--- What you need to do ---
What lines below hold the string "JSON"? Copy them all.
━━━━━━━━━━
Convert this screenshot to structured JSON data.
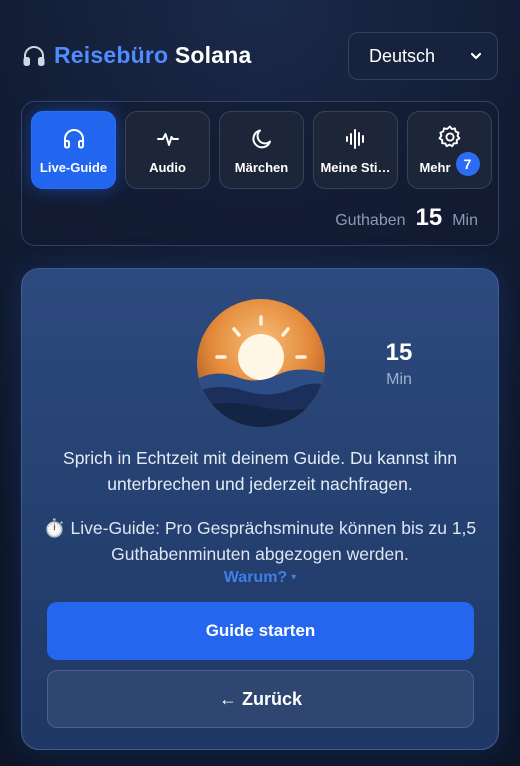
{
  "header": {
    "brand_part1": "Reisebüro",
    "brand_part2": "Solana",
    "language": "Deutsch",
    "accent": "#4f8cff"
  },
  "modes": {
    "tabs": [
      {
        "label": "Live-Guide",
        "icon": "headphones-icon",
        "active": true
      },
      {
        "label": "Audio",
        "icon": "waveform-icon",
        "active": false
      },
      {
        "label": "Märchen",
        "icon": "moon-icon",
        "active": false
      },
      {
        "label": "Meine Sti…",
        "icon": "voice-bars-icon",
        "active": false
      },
      {
        "label": "Mehr",
        "icon": "gear-icon",
        "active": false,
        "badge": "7"
      }
    ],
    "credit_label": "Guthaben",
    "credit_value": "15",
    "credit_unit": "Min"
  },
  "card": {
    "timer_value": "15",
    "timer_unit": "Min",
    "description": "Sprich in Echtzeit mit deinem Guide. Du kannst ihn unterbrechen und jederzeit nachfragen.",
    "note_icon": "⏱️",
    "note": "Live-Guide: Pro Gesprächsminute können bis zu 1,5 Guthabenminuten abgezogen werden.",
    "why_label": "Warum?",
    "why_caret": "▾",
    "start_label": "Guide starten",
    "back_label": "← Zurück",
    "primary_color": "#2466ee"
  }
}
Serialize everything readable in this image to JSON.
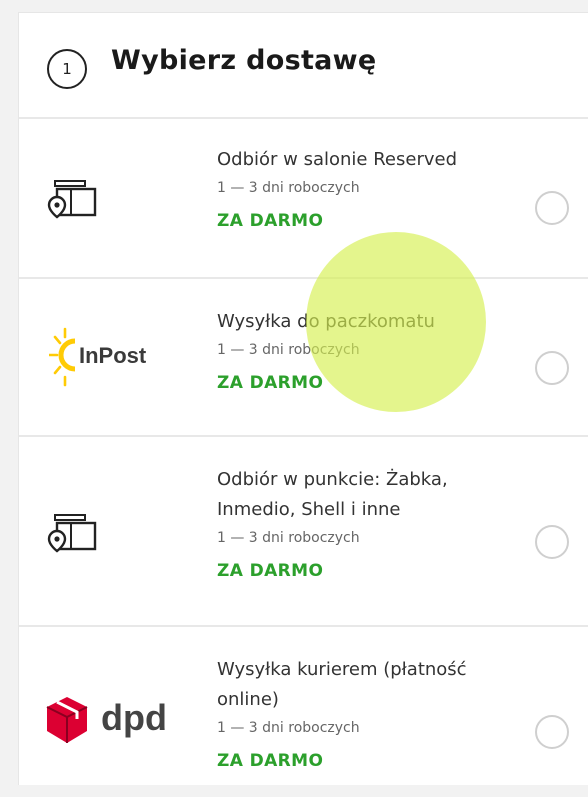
{
  "header": {
    "step_number": "1",
    "title": "Wybierz dostawę"
  },
  "options": [
    {
      "name": "Odbiór w salonie Reserved",
      "days": "1 — 3 dni roboczych",
      "price": "ZA DARMO",
      "icon": "store-pickup-icon",
      "selected": false
    },
    {
      "name": "Wysyłka do paczkomatu",
      "days": "1 — 3 dni roboczych",
      "price": "ZA DARMO",
      "icon": "inpost-logo",
      "logo_text": "InPost",
      "selected": false
    },
    {
      "name_line1": "Odbiór w punkcie: Żabka,",
      "name_line2": "Inmedio, Shell i inne",
      "days": "1 — 3 dni roboczych",
      "price": "ZA DARMO",
      "icon": "pickup-point-icon",
      "selected": false
    },
    {
      "name_line1": "Wysyłka kurierem (płatność",
      "name_line2": "online)",
      "days": "1 — 3 dni roboczych",
      "price": "ZA DARMO",
      "icon": "dpd-logo",
      "logo_text": "dpd",
      "selected": false
    }
  ],
  "colors": {
    "price_green": "#2ca02c",
    "highlight": "#d6f050",
    "dpd_red": "#dc0032",
    "inpost_yellow": "#ffcb05"
  }
}
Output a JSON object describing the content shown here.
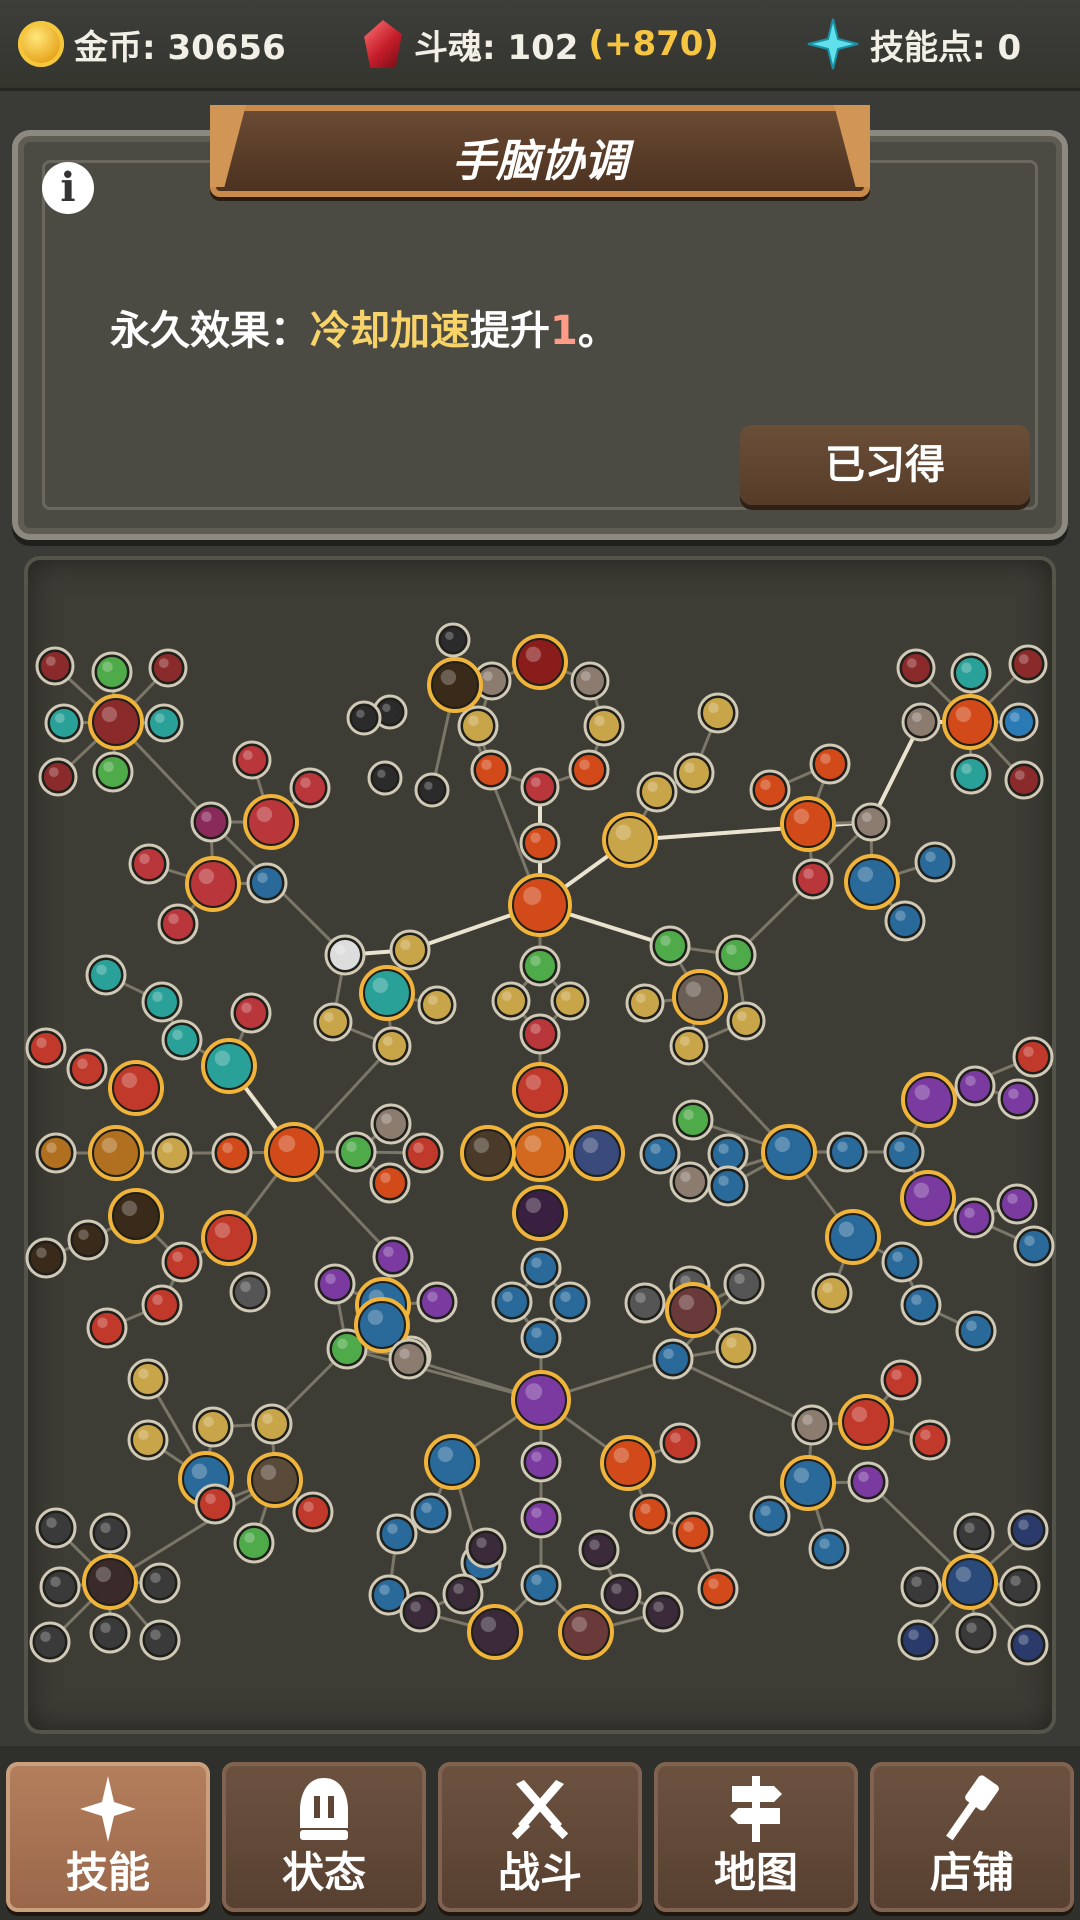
{
  "topbar": {
    "gold": {
      "label": "金币",
      "value": "30656",
      "icon": "gold-coin-icon"
    },
    "soul": {
      "label": "斗魂",
      "value": "102",
      "bonus": "(+870)",
      "icon": "red-crystal-icon"
    },
    "skill_points": {
      "label": "技能点",
      "value": "0",
      "icon": "cyan-star-icon"
    }
  },
  "panel": {
    "title": "手脑协调",
    "effect_prefix": "永久效果：",
    "effect_stat": "冷却加速",
    "effect_mid": "提升",
    "effect_value": "1",
    "effect_suffix": "。",
    "status_button": "已习得"
  },
  "nav": [
    {
      "label": "技能",
      "icon": "sparkle-icon",
      "active": true
    },
    {
      "label": "状态",
      "icon": "helmet-icon",
      "active": false
    },
    {
      "label": "战斗",
      "icon": "crossed-swords-icon",
      "active": false
    },
    {
      "label": "地图",
      "icon": "signpost-icon",
      "active": false
    },
    {
      "label": "店铺",
      "icon": "hammer-icon",
      "active": false
    }
  ],
  "colors": {
    "accent_gold": "#f7d36a",
    "bonus_yellow": "#f6c542",
    "value_pink": "#ff9b86",
    "nav_active": "#b47f5c",
    "nav_idle": "#6d5240"
  }
}
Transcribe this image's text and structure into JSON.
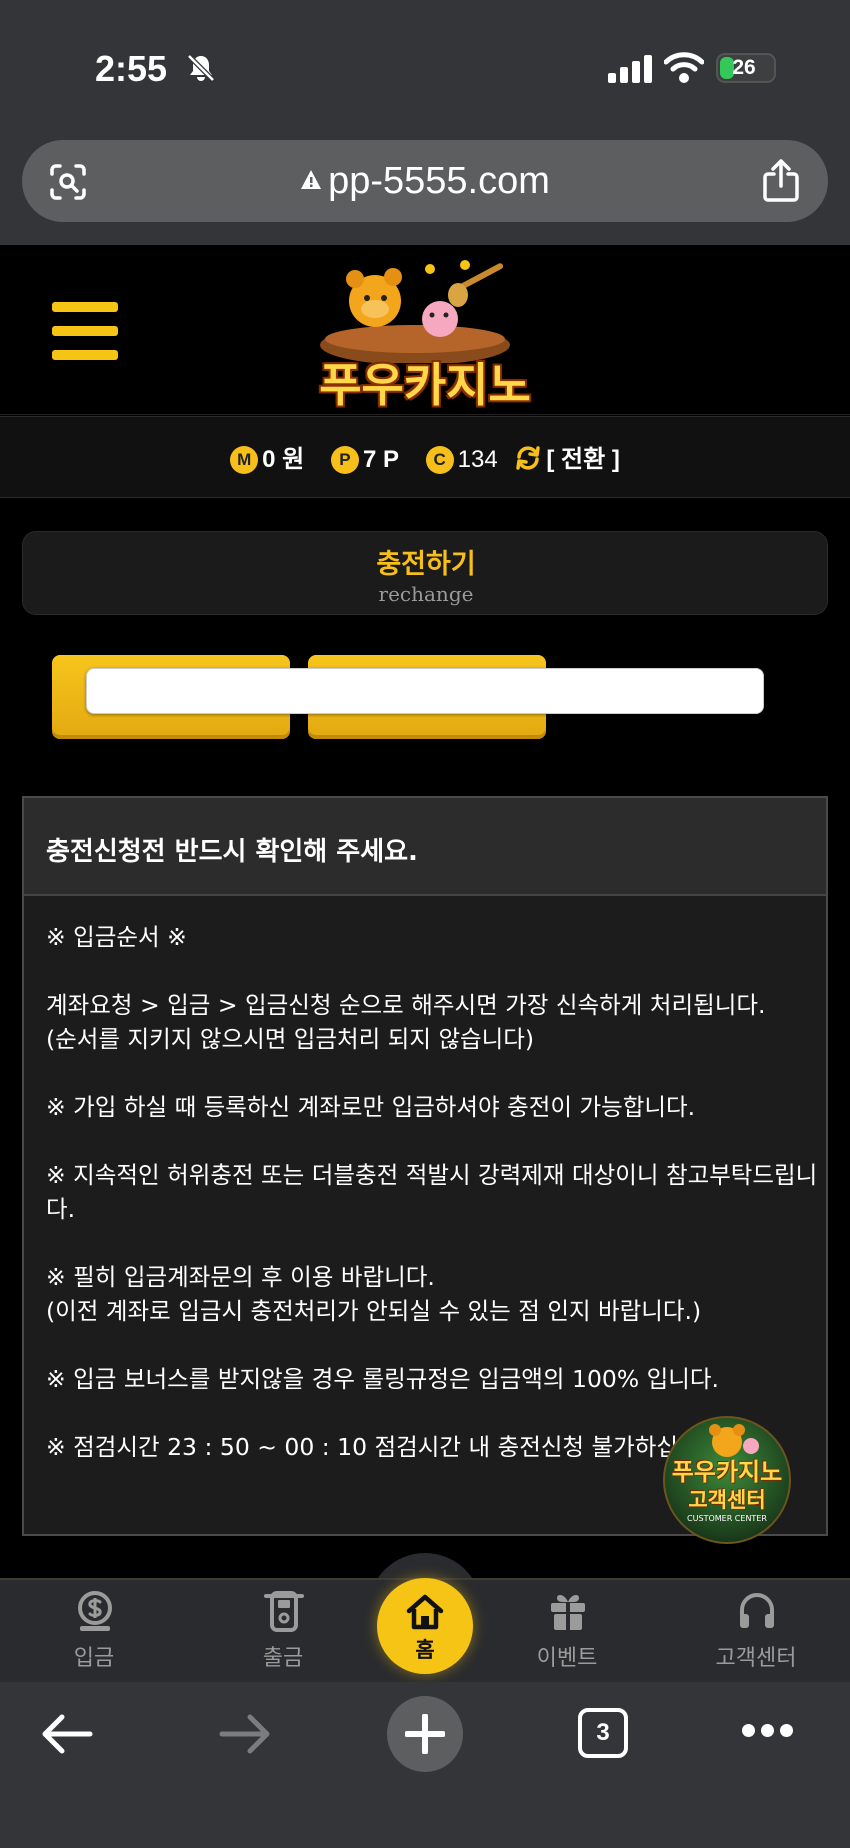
{
  "status": {
    "time": "2:55",
    "battery": "26"
  },
  "browser": {
    "url": "pp-5555.com",
    "tabs_count": "3"
  },
  "site": {
    "logo_text": "푸우카지노"
  },
  "balance": {
    "money_badge": "M",
    "money_value": "0 원",
    "point_badge": "P",
    "point_value": "7 P",
    "coin_badge": "C",
    "coin_value": "134",
    "switch_label": "[ 전환 ]"
  },
  "page": {
    "title": "충전하기",
    "subtitle": "rechange"
  },
  "notice": {
    "heading": "충전신청전 반드시 확인해 주세요.",
    "lines": [
      "※ 입금순서 ※",
      "계좌요청 > 입금 > 입금신청 순으로 해주시면 가장 신속하게 처리됩니다.",
      "(순서를 지키지 않으시면 입금처리 되지 않습니다)",
      "※ 가입 하실 때 등록하신 계좌로만 입금하셔야 충전이 가능합니다.",
      "※ 지속적인 허위충전 또는 더블충전 적발시 강력제재 대상이니 참고부탁드립니",
      "다.",
      "※ 필히 입금계좌문의 후 이용 바랍니다.",
      "(이전 계좌로 입금시 충전처리가 안되실 수 있는 점 인지 바랍니다.)",
      "※ 입금 보너스를 받지않을 경우 롤링규정은 입금액의 100% 입니다.",
      "※ 점검시간 23 : 50 ~ 00 : 10 점검시간 내 충전신청 불가하십니"
    ]
  },
  "customer_center": {
    "line1": "푸우카지노",
    "line2": "고객센터",
    "line3": "CUSTOMER CENTER"
  },
  "bottom_nav": {
    "deposit": "입금",
    "withdraw": "출금",
    "home": "홈",
    "event": "이벤트",
    "support": "고객센터"
  },
  "colors": {
    "accent": "#f6c414",
    "background": "#000000",
    "panel": "#1c1c1c"
  }
}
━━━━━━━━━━
--- Problem solution ---
Convert this screenshot to structured JSON data.
Serialize everything readable in this image to JSON.
Output a JSON object describing the content shown here.
Transcribe this image's text and structure into JSON.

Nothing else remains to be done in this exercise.